DUBLIN (Reuters) – Ireland is set to liberalize some of the world’s most restrictive abortion laws after exit polls suggested a landslide vote for change in what was until recently one of Europe’s most socially conservative countries.
As the vote count began on Saturday morning, the official LoveBoth campaign against liberalization conceded that the polls painted “a bleak picture” for their efforts to retain a constitutional ban imposed in a 1983 referendum.
“It’s a Yes” read a banner front-page headline in the country’s best-selling newspaper, the Irish Independent, which described it as “a massive moment in Ireland’s social history”.
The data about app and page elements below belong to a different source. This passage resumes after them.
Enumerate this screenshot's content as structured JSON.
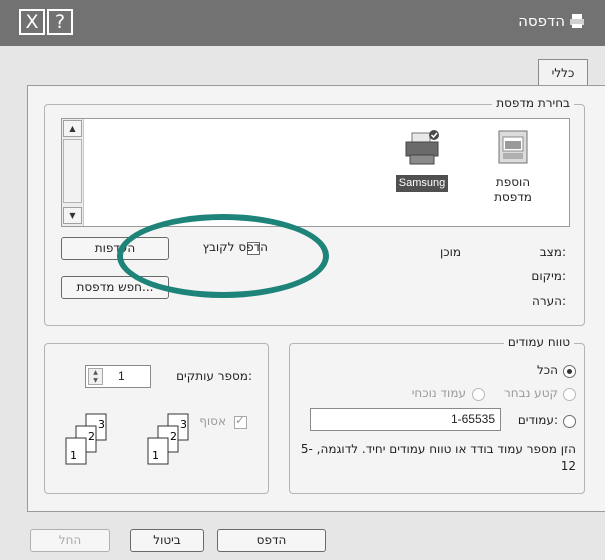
{
  "window": {
    "title": "הדפסה",
    "close_glyph": "X",
    "help_glyph": "?"
  },
  "tabs": [
    {
      "label": "כללי"
    }
  ],
  "printer_group": {
    "label": "בחירת מדפסת",
    "printers": [
      {
        "label_line1": "הוספת",
        "label_line2": "מדפסת"
      },
      {
        "label": "Samsung"
      }
    ],
    "print_to_file_label": "הדפס לקובץ",
    "preferences_button": "העדפות",
    "find_printer_button": "חפש מדפסת...",
    "status_label": "מצב:",
    "status_value": "מוכן",
    "location_label": "מיקום:",
    "comment_label": "הערה:"
  },
  "page_range": {
    "label": "טווח עמודים",
    "all_label": "הכל",
    "selection_label": "קטע נבחר",
    "current_page_label": "עמוד נוכחי",
    "pages_label": "עמודים:",
    "pages_value": "1-65535",
    "hint": "הזן מספר עמוד בודד או טווח עמודים יחיד. לדוגמה, 5-12"
  },
  "copies": {
    "label": "מספר עותקים:",
    "value": "1",
    "collate_label": "אסוף",
    "collate_numbers": [
      "1",
      "2",
      "3"
    ]
  },
  "buttons": {
    "print": "הדפס",
    "cancel": "ביטול",
    "apply": "החל"
  },
  "colors": {
    "highlight_oval": "#1e847a",
    "titlebar": "#727272"
  }
}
An Irish Times/Ipsos MRBI exit poll suggested that voters in the once deeply Catholic nation had on Friday backed change by 68 percent to 32 percent. An RTE/Behaviour & Attitudes survey put the margin at 69 percent to 31 percent.
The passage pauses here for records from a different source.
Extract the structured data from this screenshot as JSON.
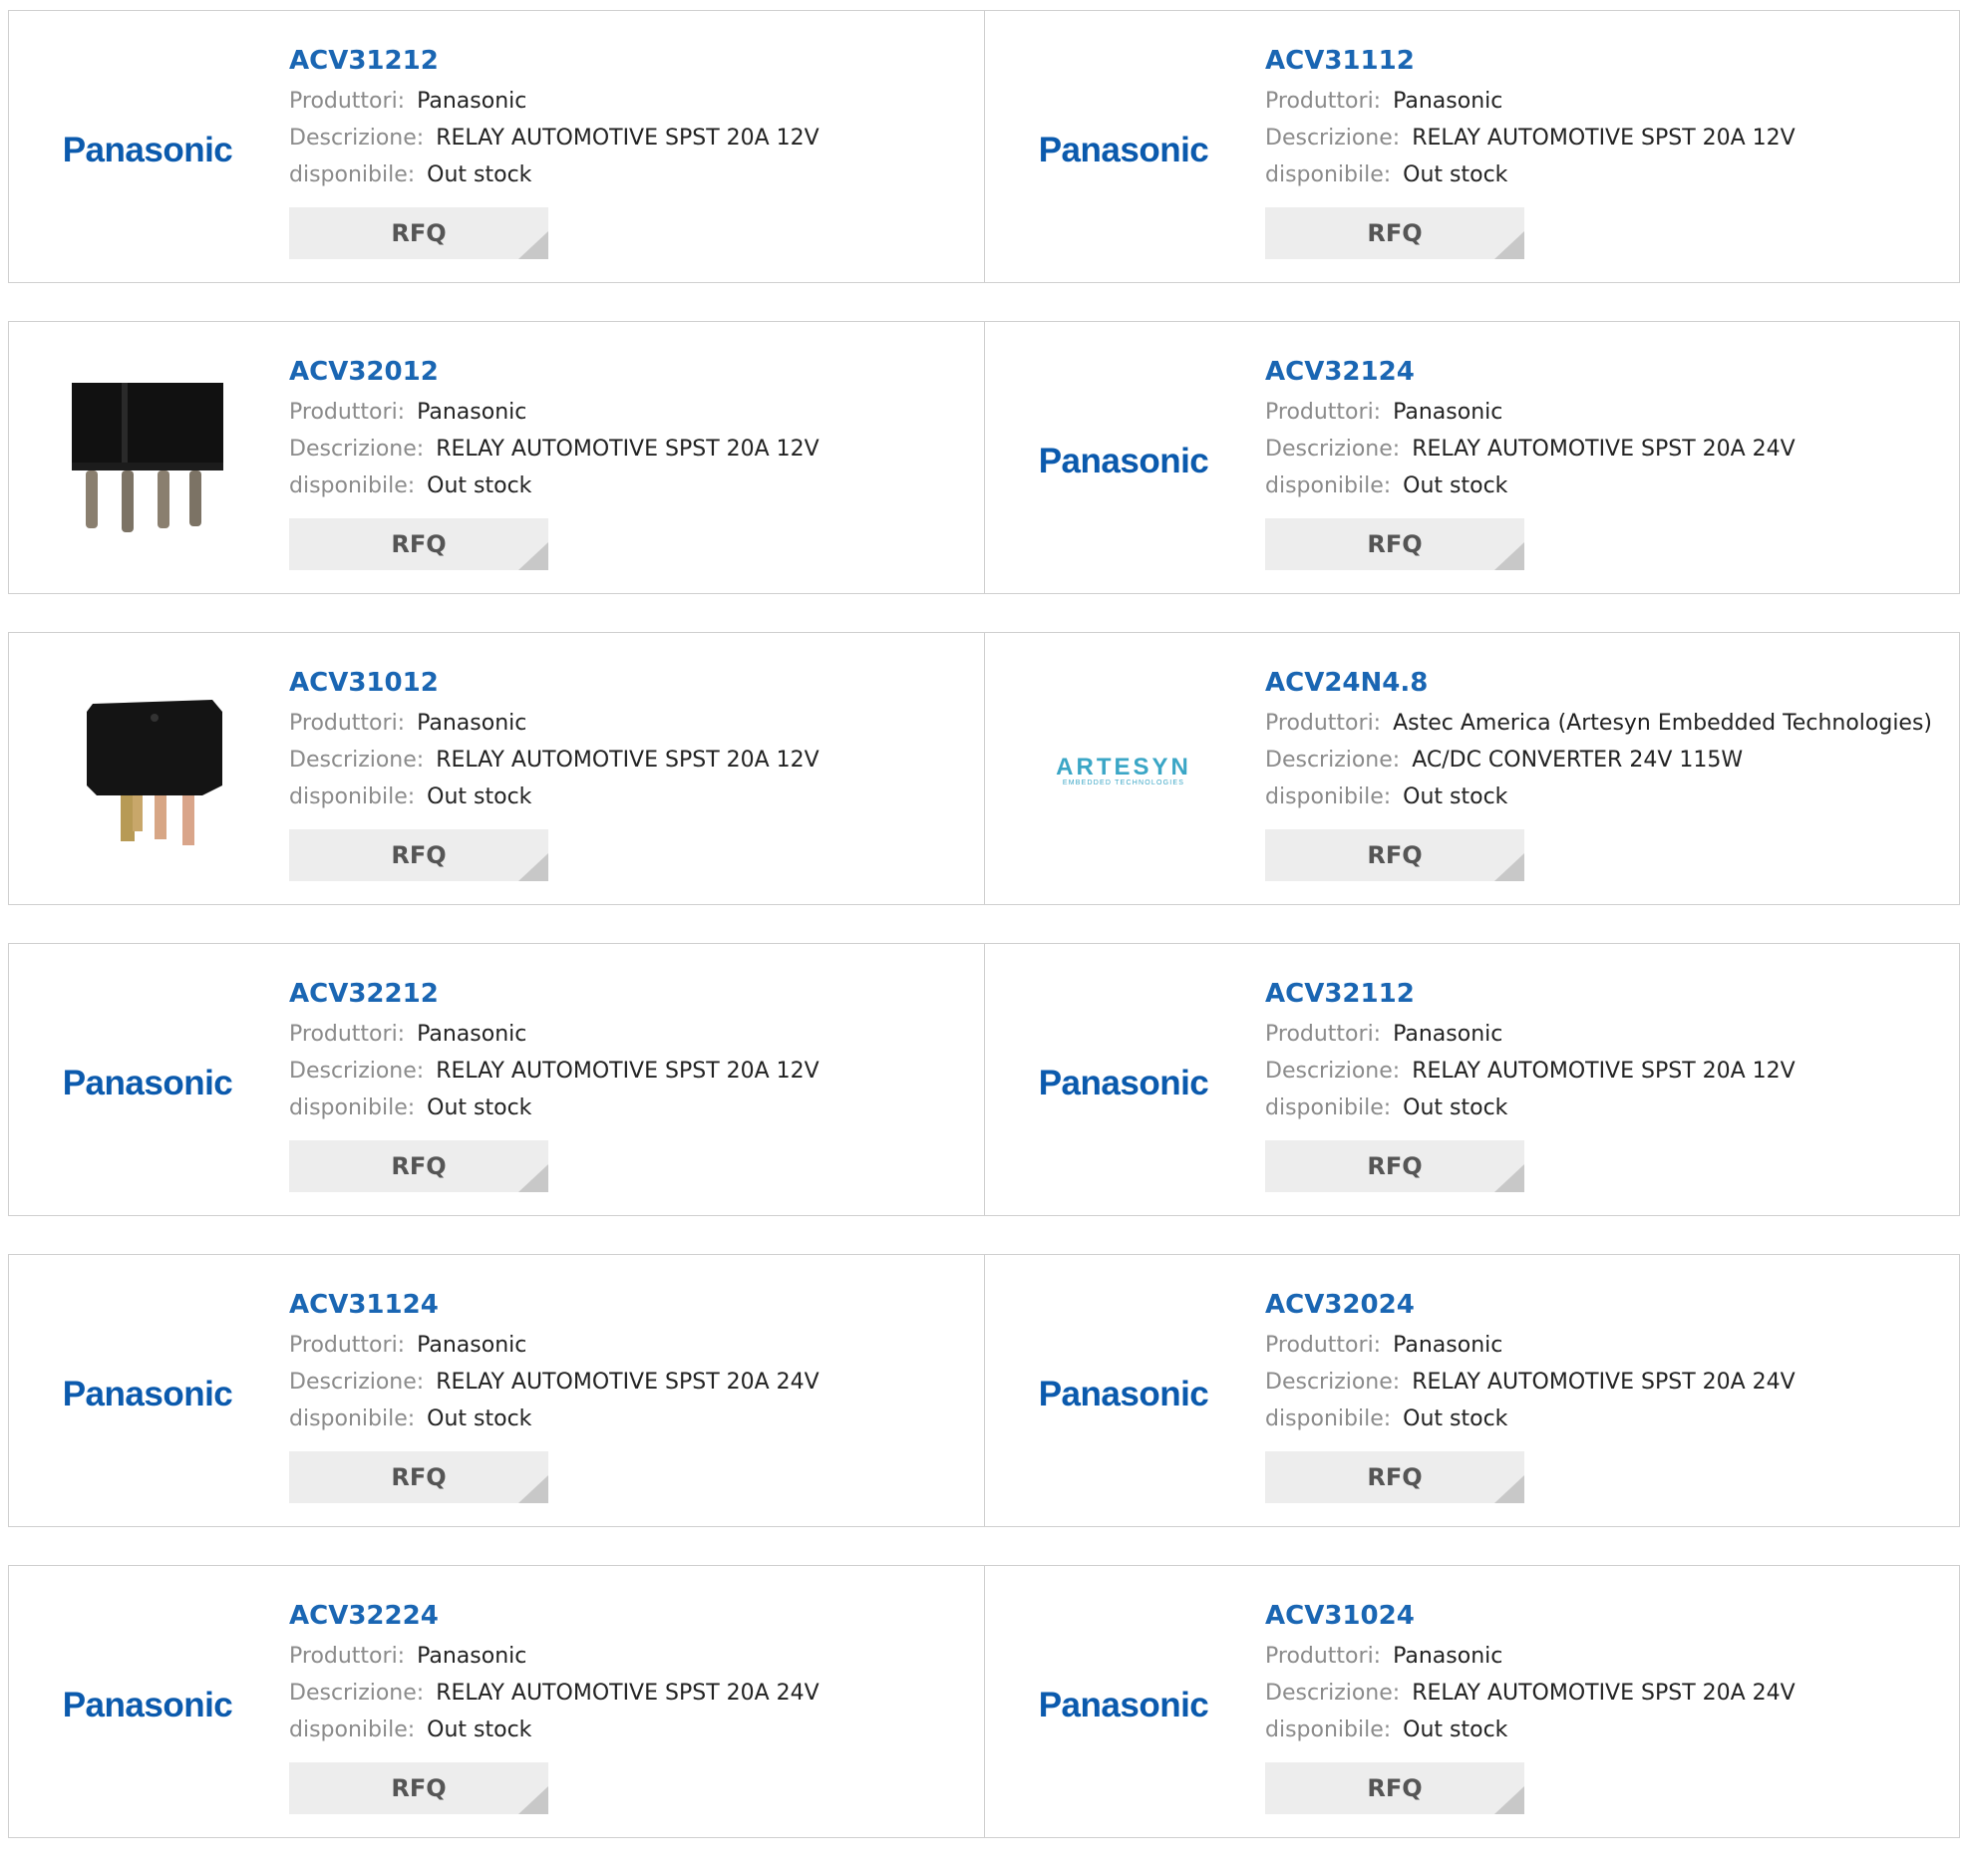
{
  "labels": {
    "manufacturer": "Produttori:",
    "description": "Descrizione:",
    "availability": "disponibile:",
    "rfq": "RFQ"
  },
  "products": [
    {
      "part": "ACV31212",
      "manufacturer": "Panasonic",
      "description": "RELAY AUTOMOTIVE SPST 20A 12V",
      "availability": "Out stock",
      "image": "panasonic-logo"
    },
    {
      "part": "ACV31112",
      "manufacturer": "Panasonic",
      "description": "RELAY AUTOMOTIVE SPST 20A 12V",
      "availability": "Out stock",
      "image": "panasonic-logo"
    },
    {
      "part": "ACV32012",
      "manufacturer": "Panasonic",
      "description": "RELAY AUTOMOTIVE SPST 20A 12V",
      "availability": "Out stock",
      "image": "relay-photo-four-pin"
    },
    {
      "part": "ACV32124",
      "manufacturer": "Panasonic",
      "description": "RELAY AUTOMOTIVE SPST 20A 24V",
      "availability": "Out stock",
      "image": "panasonic-logo"
    },
    {
      "part": "ACV31012",
      "manufacturer": "Panasonic",
      "description": "RELAY AUTOMOTIVE SPST 20A 12V",
      "availability": "Out stock",
      "image": "relay-photo-cube"
    },
    {
      "part": "ACV24N4.8",
      "manufacturer": "Astec America (Artesyn Embedded Technologies)",
      "description": "AC/DC CONVERTER 24V 115W",
      "availability": "Out stock",
      "image": "artesyn-logo"
    },
    {
      "part": "ACV32212",
      "manufacturer": "Panasonic",
      "description": "RELAY AUTOMOTIVE SPST 20A 12V",
      "availability": "Out stock",
      "image": "panasonic-logo"
    },
    {
      "part": "ACV32112",
      "manufacturer": "Panasonic",
      "description": "RELAY AUTOMOTIVE SPST 20A 12V",
      "availability": "Out stock",
      "image": "panasonic-logo"
    },
    {
      "part": "ACV31124",
      "manufacturer": "Panasonic",
      "description": "RELAY AUTOMOTIVE SPST 20A 24V",
      "availability": "Out stock",
      "image": "panasonic-logo"
    },
    {
      "part": "ACV32024",
      "manufacturer": "Panasonic",
      "description": "RELAY AUTOMOTIVE SPST 20A 24V",
      "availability": "Out stock",
      "image": "panasonic-logo"
    },
    {
      "part": "ACV32224",
      "manufacturer": "Panasonic",
      "description": "RELAY AUTOMOTIVE SPST 20A 24V",
      "availability": "Out stock",
      "image": "panasonic-logo"
    },
    {
      "part": "ACV31024",
      "manufacturer": "Panasonic",
      "description": "RELAY AUTOMOTIVE SPST 20A 24V",
      "availability": "Out stock",
      "image": "panasonic-logo"
    }
  ],
  "logos": {
    "panasonic": "Panasonic",
    "artesyn_main": "ARTESYN",
    "artesyn_sub": "EMBEDDED TECHNOLOGIES"
  },
  "colors": {
    "part_link": "#1a66b3",
    "panasonic_logo": "#0b5aad",
    "artesyn_logo": "#3ba6c6",
    "label_gray": "#8b8b8b",
    "rfq_bg": "#ededed"
  }
}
Voters were asked if they wish to scrap a 1983 amendment to the constitution that gives an unborn child and its mother equal rights to life. The consequent prohibition on abortion was partly lifted in 2013 for cases where the mother’s life was in danger.
If confirmed, the outcome will be the latest milestone on a path of change for a country which only legalized divorce by a razor thin majority in 1995 before becoming the first in the world to adopt gay marriage by popular vote three years ago.
“It’s looking like we will make history tomorrow,” Prime Minister Leo Varadkar, who was in favor of change, said on Friday night on Twitter.
Vote-counting began at 0800 GMT across the country on Saturday, with the first indication of results expected mid-morning. Campaigners for change, wearing “Repeal” jumpers and “Yes” badges, gathered at the main Dublin count center, many in tears and hugging each other.
A senator with the opposition Labour Party monitoring the count told Reuters that early tallies suggested the opinion polls were accurate.
“The exit poll I would say is bang on. We’ve done it,” said Kevin Humphries, a former junior minister who campaigned for more access to abortion.
No social issue has divided Ireland’s 4.8 million people as sharply as abortion, which was pushed up the political agenda by the death in 2012 of a 31-year-old Indian immigrant from a septic miscarriage after she was refused a termination.
Campaigners left flowers and candles at a large mural of the woman, Savita Halappanavar, in central Dublin.
The Irish Times exit poll showed overwhelming majorities in all age groups under 65 voted for change, including almost nine in every 10 voters under the age of 24.
The fiercely contested vote divided political parties, saw the once-mighty church take a back seat, with the campaign defined by women on both sides publicly describing their personal experiences of terminations.
Although not on the ballot paper, the “No” camp sought to seize on government plans to allow abortions with no restriction up to 12 weeks into a pregnancy if the referendum is carried, calling it a step too far for most voters.
The result is likely to be followed by a battle in parliament on how exactly access to abortion will be increased.
“We will hold the Taoiseach (prime minister) to his promise that repeal would only lead to abortion in very restrictive circumstances. He gave his word on this, now he must deliver on it,” Dr Ruth Cullen, an anti-abortion campaigner with LoveBoth said.
Additional reporting by Graham Fahy